§ DIRECTIONS FOR THIS TASK: Every line of the following records that includes "time" should be copied.

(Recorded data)
--

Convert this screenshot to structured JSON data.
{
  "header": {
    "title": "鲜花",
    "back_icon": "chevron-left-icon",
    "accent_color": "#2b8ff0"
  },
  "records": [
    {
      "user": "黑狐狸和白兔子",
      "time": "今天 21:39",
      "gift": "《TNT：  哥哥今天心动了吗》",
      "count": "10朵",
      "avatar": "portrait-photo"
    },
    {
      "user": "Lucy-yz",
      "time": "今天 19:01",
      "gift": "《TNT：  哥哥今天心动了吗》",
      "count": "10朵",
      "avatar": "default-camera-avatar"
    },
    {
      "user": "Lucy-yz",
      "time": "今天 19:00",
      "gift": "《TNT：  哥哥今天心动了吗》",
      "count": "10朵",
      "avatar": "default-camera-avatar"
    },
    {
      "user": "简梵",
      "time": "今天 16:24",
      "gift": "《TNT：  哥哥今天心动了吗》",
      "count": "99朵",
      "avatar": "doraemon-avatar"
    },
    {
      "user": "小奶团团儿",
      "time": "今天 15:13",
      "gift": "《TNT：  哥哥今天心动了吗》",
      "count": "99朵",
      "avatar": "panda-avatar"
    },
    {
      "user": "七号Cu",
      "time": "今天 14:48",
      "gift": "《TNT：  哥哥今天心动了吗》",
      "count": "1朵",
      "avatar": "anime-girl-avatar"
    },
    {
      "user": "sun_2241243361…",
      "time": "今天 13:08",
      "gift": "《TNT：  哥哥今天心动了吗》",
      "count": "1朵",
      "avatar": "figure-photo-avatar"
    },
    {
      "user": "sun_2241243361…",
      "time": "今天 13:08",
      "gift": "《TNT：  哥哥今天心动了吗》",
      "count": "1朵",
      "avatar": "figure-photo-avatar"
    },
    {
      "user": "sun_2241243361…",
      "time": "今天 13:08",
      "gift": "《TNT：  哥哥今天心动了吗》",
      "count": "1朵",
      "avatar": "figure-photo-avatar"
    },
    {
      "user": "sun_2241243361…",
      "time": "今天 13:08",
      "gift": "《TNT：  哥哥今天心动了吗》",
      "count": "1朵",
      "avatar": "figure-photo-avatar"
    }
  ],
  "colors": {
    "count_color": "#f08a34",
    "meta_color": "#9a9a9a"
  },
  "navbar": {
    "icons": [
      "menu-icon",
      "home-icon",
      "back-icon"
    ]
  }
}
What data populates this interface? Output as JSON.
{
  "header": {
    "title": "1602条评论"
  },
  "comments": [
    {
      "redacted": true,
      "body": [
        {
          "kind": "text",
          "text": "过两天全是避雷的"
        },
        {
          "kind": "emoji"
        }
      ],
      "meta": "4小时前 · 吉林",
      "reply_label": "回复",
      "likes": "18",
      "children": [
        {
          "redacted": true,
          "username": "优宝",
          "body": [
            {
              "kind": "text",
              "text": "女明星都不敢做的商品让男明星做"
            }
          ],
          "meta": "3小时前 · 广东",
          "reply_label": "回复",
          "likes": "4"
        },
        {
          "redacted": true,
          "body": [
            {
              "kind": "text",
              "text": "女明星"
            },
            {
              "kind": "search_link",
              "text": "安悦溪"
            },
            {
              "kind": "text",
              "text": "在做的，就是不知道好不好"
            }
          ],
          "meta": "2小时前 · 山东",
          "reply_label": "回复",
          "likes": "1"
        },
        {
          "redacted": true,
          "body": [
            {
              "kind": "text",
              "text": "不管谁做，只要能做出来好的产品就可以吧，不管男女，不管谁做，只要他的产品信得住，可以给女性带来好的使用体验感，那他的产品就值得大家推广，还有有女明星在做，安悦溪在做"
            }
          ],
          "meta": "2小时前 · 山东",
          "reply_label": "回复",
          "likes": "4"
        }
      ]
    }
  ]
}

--

§ ANSWER TO THE PROBLEM:
      "time": "今天 21:39",
      "time": "今天 19:01",
      "time": "今天 19:00",
      "time": "今天 16:24",
      "time": "今天 15:13",
      "time": "今天 14:48",
      "time": "今天 13:08",
      "time": "今天 13:08",
      "time": "今天 13:08",
      "time": "今天 13:08",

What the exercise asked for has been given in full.